Further restoration and refurbishment took place in 1860. The Franco-Prussian war brought serious damage when the church was occupied by German troops and French prisoners of war and all the wood in the church was stripped for firewood. At that period the King of Prussia, William I, happened to pass through the village and seeing the condition of the church, left a donation of 400 francs for repairs. The money was used to pay for a new organ, installed in 1874. German shellfire damaged the church again in 1944. In 1950 the church assumed the present name Notre Dame des Ardents-et-Saint Pierre to commemorate Lagny's deliverance from "Saint Anthony's Fire".

Fate of the Abbey PropertyEdit

The Abbey's buildings were seized as state property during the French Revolution and in 1796 sold off. The monastery buildings became first a military hospital, and from 1842 the offices of the municipality, which they remain today.

The church, known now in French as the "Abbatiale Notre-Dame-des-Ardents et Saint-Pierre", has been classed as a national monument since 1886[13] and the rest of the monastery buildings since 1969.[14]

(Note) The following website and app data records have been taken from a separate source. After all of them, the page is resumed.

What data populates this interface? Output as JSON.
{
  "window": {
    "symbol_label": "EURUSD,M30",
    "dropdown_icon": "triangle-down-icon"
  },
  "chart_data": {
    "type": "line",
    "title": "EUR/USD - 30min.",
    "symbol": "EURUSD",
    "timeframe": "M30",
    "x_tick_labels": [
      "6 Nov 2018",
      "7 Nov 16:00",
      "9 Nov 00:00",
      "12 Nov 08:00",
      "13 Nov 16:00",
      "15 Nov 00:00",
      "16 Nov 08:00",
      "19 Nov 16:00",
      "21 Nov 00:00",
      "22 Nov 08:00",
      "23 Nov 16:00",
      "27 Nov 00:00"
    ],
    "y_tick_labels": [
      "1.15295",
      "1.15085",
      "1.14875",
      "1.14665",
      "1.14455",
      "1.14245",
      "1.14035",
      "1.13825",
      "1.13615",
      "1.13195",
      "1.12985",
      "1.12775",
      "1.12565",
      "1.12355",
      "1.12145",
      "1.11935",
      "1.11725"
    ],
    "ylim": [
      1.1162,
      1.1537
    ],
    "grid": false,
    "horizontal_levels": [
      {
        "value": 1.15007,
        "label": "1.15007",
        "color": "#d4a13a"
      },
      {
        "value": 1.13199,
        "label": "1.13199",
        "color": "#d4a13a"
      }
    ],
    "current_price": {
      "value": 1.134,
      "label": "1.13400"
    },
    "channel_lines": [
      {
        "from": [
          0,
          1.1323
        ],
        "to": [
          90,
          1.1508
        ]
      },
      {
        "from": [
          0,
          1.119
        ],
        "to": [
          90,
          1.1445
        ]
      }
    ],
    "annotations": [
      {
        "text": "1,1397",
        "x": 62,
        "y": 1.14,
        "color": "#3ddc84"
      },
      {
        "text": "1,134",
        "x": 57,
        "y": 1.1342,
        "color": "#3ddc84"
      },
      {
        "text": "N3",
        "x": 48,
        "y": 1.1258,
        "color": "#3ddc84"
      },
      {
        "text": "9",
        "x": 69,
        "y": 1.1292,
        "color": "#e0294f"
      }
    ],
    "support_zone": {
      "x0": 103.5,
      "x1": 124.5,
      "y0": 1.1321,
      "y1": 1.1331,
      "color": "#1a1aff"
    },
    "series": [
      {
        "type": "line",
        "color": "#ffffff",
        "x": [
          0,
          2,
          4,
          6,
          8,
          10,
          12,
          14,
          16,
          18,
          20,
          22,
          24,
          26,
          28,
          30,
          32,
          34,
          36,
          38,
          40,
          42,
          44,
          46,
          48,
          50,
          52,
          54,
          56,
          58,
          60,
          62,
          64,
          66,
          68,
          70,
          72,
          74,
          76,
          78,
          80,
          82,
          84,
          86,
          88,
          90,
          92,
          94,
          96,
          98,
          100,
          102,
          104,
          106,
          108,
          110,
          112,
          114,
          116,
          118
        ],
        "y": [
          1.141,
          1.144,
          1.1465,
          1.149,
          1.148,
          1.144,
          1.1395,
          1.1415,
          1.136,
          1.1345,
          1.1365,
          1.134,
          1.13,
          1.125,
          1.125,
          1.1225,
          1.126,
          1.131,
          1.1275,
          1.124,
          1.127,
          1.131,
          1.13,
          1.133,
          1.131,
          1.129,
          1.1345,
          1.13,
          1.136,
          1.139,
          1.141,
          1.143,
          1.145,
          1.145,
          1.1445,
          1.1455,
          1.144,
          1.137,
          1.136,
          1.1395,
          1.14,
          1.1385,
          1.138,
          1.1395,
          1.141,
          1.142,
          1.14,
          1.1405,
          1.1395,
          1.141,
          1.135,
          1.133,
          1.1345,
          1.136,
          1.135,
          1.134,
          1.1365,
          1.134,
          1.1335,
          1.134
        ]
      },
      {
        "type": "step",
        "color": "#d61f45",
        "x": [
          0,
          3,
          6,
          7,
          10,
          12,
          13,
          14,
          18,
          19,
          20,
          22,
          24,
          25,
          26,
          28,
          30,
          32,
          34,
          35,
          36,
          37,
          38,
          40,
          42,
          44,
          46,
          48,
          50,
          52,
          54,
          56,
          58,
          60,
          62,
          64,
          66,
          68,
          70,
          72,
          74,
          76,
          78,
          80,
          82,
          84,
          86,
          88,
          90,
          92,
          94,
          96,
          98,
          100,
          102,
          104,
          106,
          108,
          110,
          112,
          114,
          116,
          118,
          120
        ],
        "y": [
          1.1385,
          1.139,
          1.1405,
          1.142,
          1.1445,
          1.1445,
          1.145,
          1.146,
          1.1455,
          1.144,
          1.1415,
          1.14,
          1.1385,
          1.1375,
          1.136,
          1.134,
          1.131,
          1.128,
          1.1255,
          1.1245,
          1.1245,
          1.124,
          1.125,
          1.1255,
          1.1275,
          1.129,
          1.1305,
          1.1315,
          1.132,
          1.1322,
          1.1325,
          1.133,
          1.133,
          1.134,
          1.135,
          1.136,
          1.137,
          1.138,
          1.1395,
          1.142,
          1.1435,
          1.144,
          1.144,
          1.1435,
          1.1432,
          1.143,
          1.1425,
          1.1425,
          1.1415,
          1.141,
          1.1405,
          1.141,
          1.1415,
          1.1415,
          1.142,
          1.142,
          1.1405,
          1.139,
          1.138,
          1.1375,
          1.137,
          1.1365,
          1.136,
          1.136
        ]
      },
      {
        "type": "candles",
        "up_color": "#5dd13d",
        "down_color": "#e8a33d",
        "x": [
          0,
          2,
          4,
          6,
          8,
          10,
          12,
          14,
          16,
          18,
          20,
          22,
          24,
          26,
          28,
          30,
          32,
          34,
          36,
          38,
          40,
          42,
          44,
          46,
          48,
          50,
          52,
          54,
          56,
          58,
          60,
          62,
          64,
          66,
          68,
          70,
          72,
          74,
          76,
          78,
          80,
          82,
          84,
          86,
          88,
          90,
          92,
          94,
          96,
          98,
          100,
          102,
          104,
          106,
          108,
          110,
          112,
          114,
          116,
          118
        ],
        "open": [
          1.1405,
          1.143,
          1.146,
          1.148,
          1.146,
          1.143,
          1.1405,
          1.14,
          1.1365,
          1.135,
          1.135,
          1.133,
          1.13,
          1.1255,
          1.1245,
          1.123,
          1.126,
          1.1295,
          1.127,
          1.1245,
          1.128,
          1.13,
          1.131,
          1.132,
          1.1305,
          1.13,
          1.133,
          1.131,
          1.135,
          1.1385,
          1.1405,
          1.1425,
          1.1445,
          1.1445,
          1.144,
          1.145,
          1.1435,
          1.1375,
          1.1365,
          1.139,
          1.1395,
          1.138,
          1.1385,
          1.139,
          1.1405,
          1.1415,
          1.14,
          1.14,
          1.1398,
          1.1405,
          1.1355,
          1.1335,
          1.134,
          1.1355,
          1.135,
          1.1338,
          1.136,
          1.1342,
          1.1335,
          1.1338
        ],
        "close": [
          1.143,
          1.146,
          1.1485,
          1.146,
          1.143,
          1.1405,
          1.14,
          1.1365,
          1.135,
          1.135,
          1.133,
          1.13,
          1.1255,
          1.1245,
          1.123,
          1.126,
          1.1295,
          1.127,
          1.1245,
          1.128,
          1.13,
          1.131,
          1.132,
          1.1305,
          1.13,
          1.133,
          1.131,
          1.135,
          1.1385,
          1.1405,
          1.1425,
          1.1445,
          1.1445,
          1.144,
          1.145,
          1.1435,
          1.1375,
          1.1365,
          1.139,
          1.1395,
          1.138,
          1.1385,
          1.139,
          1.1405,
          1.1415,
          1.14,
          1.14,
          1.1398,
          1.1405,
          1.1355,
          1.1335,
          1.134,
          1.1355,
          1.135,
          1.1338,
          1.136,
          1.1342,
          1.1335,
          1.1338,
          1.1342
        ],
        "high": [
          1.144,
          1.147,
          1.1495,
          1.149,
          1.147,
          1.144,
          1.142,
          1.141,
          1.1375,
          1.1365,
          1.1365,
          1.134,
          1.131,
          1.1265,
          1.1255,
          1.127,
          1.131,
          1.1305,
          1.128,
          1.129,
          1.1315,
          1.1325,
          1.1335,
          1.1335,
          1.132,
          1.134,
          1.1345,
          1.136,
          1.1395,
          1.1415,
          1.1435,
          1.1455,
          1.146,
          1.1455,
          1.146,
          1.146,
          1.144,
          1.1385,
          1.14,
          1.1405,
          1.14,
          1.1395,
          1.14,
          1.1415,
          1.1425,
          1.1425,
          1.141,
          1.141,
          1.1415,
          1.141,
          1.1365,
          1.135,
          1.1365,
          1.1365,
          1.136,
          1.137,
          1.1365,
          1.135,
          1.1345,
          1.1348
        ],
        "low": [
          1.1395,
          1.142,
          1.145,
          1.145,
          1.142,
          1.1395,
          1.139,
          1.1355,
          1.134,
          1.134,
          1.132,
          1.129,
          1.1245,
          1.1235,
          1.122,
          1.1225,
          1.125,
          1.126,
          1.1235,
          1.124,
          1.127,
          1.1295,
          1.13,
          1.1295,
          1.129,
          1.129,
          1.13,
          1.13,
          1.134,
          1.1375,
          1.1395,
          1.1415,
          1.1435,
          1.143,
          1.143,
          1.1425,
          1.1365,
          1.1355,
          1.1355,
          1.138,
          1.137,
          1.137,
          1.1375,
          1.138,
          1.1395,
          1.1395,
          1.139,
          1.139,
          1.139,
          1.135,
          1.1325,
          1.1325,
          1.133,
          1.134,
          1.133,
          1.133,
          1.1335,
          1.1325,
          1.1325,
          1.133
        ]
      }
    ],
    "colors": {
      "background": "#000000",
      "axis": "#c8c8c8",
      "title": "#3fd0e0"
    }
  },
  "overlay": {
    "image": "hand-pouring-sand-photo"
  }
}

  1. ^ Ursmer Berlière, Monasticon Belge, vol. 1, Maredsous, 1897, p. 18.
  2. ^ Ian Stuart Robinson, The Papacy, 1073-1198: Continuity and Innovation, Cambridge University Press, Cambridge, 1990, p. 262.
  3. ^ John Lanigan, An Ecclesiastical History of Ireland, vol. II, Cumming, Dublin, 2nd edition 1829, p. 464.
  4. ^ Jules Caron, Histoire populaire de Chauny, 1878, pp. 46-47.
  5. ^ Cf. John F. Benton, The Court of Champagne under Henry the Liberal and Countess Marie, Princeton University, Princeton, New Jersey, 1959.
  6. ^ Emile Brouette, Teobaldo, arcivescovo di Vienne, in Filippo Caraffa (dir.), Biblioteca Sanctorum, vol. XII, Città Nuova, Roma, 1969, col. 200-201.
  7. ^ Cf. Jean Mabillon, Translation des reliques de saint-Thibault d'Italie en France, in Acta Sanctorum OSB, t. VI: 1 July, Vita S. Theobaldi eremitae.
  8. ^ Theodore Evergates, Henry the Liberal: Count of Champagne, 1127-1181, University of Pennsylvania Press, Philadelphia, p. 30.
  9. ^ Houses of Military Orders: The Temple, in William Page (ed.), A History of the County of London, vol. 1, London, 1909, pp. 485-491. British History Online [accessed 11 October 2017]; G.A. Campbell, The Knights Templars, Duckworth, London, 1937, p. 282; Malcolm Barber, The Trial of the Templars, Cambridge University Press, Cambridge, 2nd edition 2006, p. 344; Helen J. Nicholson, The Proceedings against the Templars in the British Isles, vol. 2, Ashgate, Farnham, 2011, p. 2
  10. ^ Roger Caratini, Jeanne d'Arc. De Domrémy à Orléans et du bûcher à la légende, L'Archipel, Paris, 1999.
  11. ^ French text in Ernest Marie O'Reilly (ed.), Les deux procès de condamnation, les enquêtes et la sentence de réhabilitation de Jeanne d'Arc mis pour la première fois intégralement en français d'après les textes latins originaux officiels, Tome second, Plon, Paris, 1868, pp. 95-96: "L'enfant avait trois jours. Il fut apporté devant l'image de Notre Dame de Lagny. On me dit que les jeunes filles de la ville étaient devant cette image et que j'y voulusse bien y aller prier Dieu et Notre-Dame de rendre la vie à l'enfant, j'y allai et priai avec les autres. À la fin, “la vie reparut chez l'enfant” qui bailla trois fois et fut baptisé; aussitôt après, il mourut et fut inhumé en terre sainte. Il y avait trois jours, disait-on, que la vie n'était apparue dans l'enfant ; il était noir comme ma cotte, mais quand il eut baillé, la couleur commença à lui revenir. Pour moi, j'étais avec les autres jeunes filles à prier, à genoux, devant Notre Dame."
  12. ^ Theodore Evergates, Henry the Liberal: Count of Champagne, 1127-1181, University of Pennsylvania Press, Philadelphia, p. 30.
  13. ^ Mérimée PA00087044, Ministère français de la Culture. (in French) Eglise Notre-Dame-des-Ardents et Saint-Pierre
  14. ^ Mérimée PA00087043, Ministère français de la Culture. (in French) Abbaye Saint-Pierre (ancienne)

See alsoEdit